Data records for software interfaces:
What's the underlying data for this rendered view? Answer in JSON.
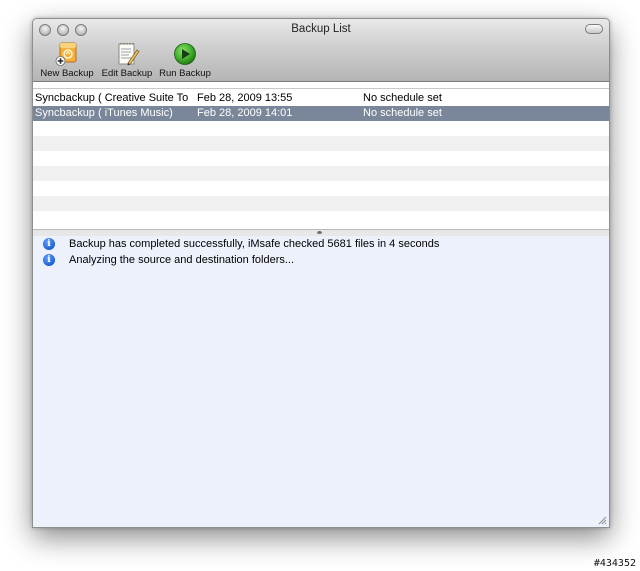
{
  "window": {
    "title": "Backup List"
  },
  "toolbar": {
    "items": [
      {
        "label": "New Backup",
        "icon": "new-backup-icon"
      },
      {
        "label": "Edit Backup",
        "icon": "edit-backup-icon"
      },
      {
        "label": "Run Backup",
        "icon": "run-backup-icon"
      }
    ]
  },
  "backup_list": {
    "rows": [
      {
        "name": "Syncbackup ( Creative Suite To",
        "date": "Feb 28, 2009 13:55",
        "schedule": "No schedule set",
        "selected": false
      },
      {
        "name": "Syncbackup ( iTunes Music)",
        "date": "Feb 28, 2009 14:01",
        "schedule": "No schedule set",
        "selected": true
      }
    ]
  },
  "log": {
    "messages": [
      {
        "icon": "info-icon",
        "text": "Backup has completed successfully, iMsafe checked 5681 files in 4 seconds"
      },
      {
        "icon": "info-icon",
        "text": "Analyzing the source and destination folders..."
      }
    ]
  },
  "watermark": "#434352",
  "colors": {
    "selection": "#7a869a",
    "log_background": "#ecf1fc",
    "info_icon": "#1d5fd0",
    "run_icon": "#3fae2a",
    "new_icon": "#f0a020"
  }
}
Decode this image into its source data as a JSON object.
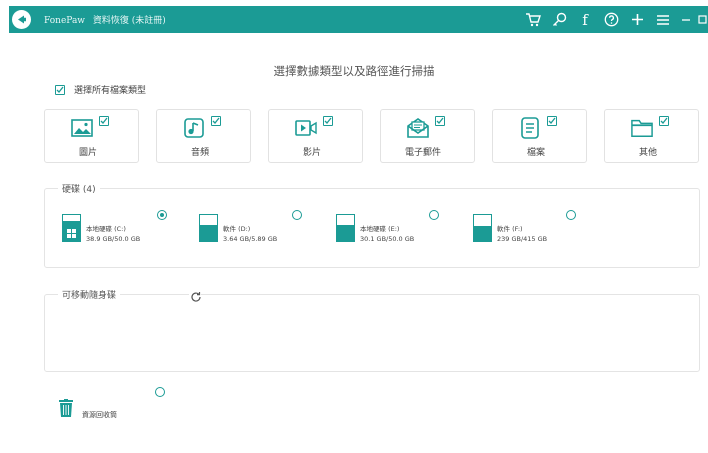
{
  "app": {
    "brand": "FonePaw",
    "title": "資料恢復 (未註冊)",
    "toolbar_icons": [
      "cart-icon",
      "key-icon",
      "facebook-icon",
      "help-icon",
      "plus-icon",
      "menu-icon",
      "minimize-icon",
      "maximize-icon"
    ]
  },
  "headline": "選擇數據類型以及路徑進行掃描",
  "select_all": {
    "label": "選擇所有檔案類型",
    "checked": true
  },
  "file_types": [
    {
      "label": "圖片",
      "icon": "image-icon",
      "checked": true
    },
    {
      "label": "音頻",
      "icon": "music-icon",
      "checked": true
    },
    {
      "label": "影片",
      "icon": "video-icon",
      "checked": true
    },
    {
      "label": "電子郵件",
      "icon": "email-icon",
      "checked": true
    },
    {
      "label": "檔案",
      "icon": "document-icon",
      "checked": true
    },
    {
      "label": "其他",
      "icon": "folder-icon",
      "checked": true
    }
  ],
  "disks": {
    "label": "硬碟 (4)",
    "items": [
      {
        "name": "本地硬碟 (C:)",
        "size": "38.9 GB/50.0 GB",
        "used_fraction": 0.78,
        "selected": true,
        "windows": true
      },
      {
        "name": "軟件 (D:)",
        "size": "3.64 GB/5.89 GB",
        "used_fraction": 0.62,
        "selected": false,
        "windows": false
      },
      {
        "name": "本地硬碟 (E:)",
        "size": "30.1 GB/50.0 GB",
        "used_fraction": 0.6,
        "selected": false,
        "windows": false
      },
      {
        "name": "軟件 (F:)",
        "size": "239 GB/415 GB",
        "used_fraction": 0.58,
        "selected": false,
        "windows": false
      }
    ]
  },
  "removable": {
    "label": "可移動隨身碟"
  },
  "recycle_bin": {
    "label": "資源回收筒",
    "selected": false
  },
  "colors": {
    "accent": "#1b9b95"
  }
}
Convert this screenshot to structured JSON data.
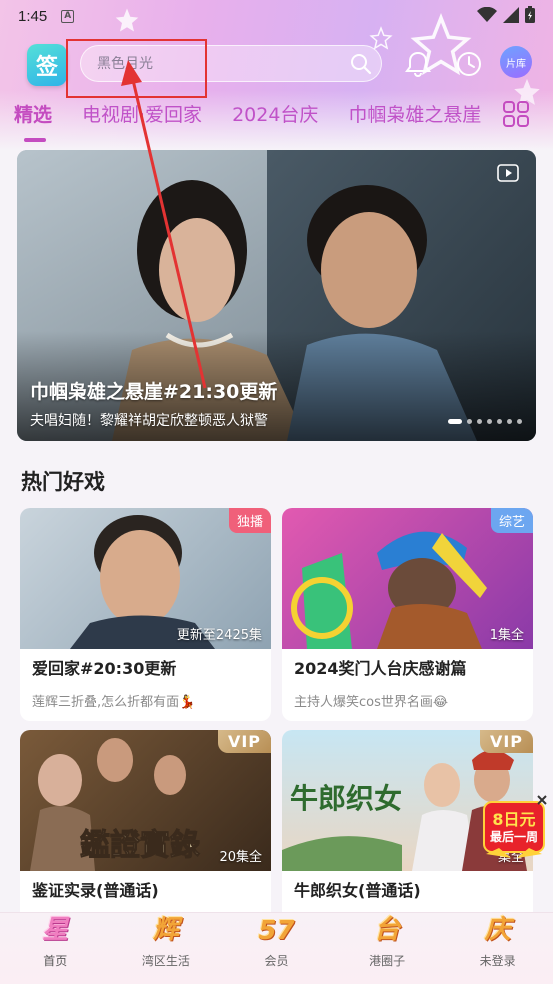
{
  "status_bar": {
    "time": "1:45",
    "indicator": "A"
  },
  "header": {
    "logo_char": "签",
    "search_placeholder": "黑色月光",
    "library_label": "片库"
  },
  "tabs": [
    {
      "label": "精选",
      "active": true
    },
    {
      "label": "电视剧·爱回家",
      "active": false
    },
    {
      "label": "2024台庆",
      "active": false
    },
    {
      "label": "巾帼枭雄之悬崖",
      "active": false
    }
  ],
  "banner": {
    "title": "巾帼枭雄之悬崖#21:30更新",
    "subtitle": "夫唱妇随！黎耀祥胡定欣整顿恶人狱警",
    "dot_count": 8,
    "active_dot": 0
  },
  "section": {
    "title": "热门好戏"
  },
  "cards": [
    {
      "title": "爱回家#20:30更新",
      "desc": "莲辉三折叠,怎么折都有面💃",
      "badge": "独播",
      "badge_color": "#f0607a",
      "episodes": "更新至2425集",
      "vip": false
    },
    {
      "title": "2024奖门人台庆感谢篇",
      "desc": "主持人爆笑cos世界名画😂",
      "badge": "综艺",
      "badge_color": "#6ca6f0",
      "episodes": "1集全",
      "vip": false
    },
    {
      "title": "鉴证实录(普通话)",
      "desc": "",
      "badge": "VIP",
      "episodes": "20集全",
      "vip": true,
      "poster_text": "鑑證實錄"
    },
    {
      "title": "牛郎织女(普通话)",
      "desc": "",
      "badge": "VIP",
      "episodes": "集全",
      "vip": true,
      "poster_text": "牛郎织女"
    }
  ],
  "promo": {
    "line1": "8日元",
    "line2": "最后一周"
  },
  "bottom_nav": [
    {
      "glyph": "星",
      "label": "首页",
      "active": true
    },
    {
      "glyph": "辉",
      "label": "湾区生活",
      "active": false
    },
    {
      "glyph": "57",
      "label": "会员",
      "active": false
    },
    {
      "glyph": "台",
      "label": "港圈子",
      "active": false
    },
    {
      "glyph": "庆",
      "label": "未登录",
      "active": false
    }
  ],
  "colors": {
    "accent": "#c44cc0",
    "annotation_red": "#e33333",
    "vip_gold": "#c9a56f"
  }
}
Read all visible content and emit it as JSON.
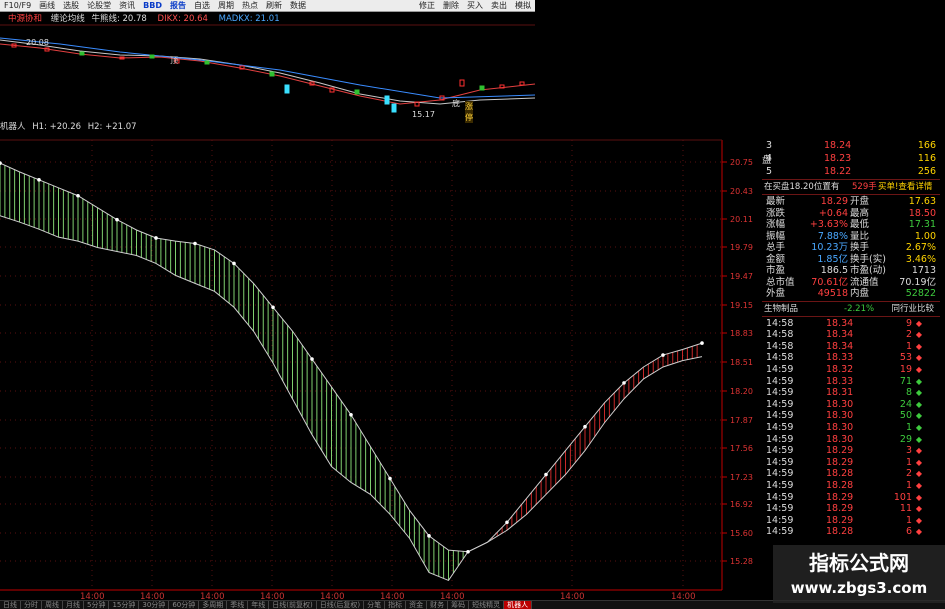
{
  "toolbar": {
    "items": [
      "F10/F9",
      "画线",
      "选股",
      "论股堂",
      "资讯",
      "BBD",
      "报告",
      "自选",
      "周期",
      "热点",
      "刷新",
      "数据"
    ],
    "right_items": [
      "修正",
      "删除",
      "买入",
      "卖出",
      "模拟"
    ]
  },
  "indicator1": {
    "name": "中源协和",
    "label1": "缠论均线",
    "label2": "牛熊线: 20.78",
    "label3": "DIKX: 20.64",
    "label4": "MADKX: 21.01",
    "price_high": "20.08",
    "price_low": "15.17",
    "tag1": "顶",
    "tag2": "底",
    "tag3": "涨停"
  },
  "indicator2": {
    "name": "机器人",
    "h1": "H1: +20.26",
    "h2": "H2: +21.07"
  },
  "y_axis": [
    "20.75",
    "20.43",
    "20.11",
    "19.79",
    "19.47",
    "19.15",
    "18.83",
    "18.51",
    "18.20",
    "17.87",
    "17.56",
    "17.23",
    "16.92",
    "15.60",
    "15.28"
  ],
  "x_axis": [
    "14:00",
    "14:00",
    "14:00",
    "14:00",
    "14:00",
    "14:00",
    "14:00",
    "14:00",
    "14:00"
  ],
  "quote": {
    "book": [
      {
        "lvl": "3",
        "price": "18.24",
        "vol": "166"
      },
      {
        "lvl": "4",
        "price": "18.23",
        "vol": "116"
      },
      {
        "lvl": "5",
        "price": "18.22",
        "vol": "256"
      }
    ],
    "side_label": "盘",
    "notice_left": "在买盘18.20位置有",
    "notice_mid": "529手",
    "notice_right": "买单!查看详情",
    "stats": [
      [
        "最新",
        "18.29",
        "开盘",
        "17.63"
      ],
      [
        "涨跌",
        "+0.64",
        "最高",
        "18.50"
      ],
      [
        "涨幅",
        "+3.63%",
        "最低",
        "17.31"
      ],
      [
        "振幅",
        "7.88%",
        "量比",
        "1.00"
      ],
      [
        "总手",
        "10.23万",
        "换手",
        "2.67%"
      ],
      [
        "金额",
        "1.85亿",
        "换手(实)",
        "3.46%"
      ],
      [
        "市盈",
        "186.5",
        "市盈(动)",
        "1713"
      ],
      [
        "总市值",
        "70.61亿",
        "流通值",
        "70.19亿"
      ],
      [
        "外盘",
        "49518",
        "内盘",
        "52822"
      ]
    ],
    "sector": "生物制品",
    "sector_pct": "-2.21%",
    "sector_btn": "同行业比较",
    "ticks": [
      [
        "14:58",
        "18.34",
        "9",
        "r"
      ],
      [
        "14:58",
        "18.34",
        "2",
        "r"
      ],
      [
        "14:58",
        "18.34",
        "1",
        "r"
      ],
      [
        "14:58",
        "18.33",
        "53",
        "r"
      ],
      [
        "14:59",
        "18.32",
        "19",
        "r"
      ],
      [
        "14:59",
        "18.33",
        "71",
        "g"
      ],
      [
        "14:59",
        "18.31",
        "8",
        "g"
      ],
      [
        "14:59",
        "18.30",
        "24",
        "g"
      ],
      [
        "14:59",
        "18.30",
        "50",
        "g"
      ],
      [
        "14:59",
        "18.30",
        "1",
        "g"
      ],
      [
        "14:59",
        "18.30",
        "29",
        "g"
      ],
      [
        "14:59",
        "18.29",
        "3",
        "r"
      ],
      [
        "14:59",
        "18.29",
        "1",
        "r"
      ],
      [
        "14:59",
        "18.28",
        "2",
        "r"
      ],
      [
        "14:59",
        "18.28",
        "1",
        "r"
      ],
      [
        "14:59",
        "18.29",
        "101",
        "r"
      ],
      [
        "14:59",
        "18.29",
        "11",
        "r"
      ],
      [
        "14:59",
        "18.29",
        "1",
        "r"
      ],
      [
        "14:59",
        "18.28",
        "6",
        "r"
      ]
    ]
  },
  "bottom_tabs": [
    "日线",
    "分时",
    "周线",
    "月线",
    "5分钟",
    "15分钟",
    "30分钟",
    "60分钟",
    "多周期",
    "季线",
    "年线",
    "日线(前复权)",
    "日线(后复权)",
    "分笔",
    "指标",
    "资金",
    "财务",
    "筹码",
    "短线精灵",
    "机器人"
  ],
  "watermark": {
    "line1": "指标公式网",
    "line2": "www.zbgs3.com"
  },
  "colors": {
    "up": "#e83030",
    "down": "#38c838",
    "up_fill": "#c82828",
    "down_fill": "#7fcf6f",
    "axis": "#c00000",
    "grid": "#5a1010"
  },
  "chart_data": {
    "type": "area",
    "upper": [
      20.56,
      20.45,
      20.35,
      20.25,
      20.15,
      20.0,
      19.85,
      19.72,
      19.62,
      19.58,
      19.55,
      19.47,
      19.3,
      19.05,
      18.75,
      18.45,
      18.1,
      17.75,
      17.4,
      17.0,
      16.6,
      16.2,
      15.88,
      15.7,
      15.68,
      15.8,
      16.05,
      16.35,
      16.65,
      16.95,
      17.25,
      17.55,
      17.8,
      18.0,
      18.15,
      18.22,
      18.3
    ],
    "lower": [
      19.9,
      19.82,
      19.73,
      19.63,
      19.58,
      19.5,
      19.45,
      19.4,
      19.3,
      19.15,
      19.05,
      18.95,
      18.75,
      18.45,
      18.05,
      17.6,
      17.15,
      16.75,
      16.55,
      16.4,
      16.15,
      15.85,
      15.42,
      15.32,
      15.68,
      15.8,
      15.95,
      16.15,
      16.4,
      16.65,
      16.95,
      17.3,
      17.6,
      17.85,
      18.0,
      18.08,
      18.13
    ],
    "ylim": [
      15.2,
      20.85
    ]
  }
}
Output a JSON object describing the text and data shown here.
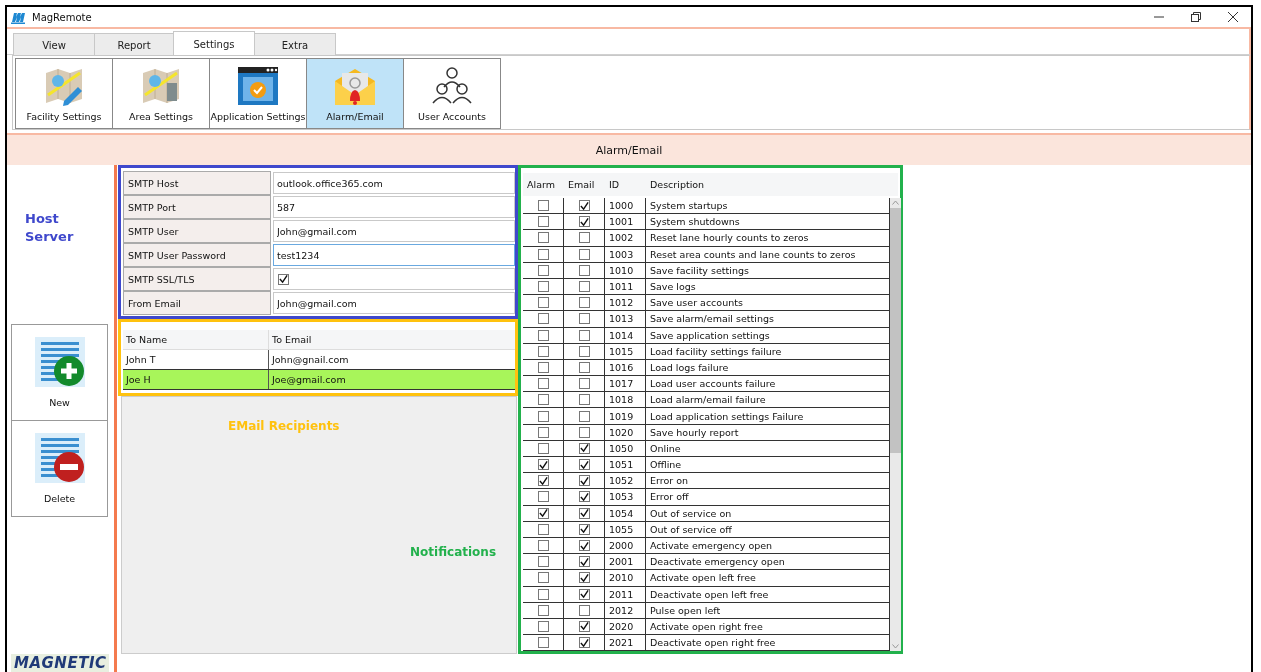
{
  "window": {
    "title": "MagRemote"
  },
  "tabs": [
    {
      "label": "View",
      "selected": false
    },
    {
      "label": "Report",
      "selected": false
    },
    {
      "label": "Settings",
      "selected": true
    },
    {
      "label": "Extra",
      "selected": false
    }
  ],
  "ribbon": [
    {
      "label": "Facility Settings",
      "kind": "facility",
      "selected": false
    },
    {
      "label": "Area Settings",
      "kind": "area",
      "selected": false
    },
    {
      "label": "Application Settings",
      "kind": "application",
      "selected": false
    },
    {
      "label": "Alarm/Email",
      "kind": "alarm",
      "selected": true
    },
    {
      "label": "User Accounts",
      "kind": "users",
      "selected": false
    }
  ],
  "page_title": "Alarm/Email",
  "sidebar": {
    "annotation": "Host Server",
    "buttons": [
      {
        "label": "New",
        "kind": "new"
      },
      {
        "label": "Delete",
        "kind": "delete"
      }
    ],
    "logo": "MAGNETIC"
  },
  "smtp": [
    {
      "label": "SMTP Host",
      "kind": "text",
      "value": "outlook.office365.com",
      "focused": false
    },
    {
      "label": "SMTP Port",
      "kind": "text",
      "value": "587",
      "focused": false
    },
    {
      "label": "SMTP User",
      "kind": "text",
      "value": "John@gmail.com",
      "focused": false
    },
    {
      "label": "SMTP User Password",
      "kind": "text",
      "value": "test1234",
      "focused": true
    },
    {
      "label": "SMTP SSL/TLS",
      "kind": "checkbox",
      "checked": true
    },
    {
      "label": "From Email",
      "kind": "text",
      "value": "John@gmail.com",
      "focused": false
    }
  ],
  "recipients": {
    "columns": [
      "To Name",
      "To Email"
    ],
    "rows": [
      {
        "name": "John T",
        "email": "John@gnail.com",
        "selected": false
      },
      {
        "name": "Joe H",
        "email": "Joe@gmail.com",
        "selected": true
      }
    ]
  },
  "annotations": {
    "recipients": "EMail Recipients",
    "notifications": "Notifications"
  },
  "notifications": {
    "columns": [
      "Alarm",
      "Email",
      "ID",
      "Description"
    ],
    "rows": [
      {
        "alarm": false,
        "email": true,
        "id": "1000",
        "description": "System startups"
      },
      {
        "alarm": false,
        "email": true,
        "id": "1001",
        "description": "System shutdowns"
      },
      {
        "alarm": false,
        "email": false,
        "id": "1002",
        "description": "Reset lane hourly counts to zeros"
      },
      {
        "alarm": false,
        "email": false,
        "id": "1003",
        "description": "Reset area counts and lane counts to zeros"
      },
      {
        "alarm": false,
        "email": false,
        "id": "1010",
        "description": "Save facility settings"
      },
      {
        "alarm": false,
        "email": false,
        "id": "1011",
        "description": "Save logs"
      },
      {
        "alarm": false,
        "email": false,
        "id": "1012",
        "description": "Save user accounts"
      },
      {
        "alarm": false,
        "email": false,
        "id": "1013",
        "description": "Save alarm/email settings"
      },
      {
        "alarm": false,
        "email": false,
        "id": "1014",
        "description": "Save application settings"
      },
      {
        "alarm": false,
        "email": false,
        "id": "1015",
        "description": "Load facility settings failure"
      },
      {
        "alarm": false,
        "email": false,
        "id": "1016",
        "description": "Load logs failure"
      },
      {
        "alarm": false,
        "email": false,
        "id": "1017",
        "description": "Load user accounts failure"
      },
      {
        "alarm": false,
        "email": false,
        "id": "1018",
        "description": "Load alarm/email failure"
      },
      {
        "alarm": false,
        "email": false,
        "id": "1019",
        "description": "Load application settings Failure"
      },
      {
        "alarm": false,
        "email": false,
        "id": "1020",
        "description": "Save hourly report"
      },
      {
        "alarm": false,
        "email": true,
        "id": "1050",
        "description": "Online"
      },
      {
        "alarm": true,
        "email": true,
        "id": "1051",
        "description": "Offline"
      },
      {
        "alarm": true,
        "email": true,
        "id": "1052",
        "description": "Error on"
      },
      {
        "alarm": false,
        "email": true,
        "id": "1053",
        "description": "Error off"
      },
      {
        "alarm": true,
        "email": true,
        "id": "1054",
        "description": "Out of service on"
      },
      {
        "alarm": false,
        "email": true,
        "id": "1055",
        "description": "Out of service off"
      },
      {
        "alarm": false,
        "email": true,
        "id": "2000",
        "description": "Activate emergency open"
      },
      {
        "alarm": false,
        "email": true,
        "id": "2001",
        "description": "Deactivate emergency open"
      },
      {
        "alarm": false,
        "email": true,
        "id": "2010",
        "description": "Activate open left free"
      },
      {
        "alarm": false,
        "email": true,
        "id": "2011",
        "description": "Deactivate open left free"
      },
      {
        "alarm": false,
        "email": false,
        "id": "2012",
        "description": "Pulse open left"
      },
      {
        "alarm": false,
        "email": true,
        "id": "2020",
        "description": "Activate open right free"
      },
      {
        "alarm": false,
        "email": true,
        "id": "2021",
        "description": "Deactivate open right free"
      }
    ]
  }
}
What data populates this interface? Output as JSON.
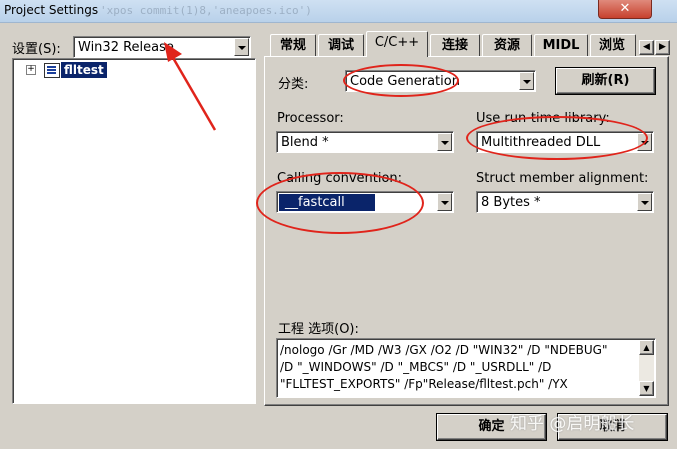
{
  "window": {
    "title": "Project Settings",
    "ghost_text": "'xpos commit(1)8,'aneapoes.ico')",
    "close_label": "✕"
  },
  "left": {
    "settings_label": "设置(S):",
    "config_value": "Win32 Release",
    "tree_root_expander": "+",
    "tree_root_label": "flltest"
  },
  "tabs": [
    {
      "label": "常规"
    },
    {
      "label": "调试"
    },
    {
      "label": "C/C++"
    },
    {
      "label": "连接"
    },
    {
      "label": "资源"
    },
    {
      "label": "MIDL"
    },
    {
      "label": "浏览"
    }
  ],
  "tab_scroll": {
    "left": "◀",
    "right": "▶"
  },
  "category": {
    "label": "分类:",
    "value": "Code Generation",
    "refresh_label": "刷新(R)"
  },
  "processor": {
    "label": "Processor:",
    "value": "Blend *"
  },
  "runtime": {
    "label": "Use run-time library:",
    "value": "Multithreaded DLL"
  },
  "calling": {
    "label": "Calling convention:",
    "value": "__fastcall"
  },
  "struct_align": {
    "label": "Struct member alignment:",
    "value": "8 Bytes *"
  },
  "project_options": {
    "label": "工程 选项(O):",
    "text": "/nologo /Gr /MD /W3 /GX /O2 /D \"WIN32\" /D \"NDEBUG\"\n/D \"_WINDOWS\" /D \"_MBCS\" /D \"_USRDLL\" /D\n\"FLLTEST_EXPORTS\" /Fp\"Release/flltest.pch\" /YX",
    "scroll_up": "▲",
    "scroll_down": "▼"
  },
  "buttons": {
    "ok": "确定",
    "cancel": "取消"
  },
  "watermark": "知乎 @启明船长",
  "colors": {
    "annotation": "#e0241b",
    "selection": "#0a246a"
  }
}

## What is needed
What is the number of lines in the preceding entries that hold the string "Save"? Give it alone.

## Your response
6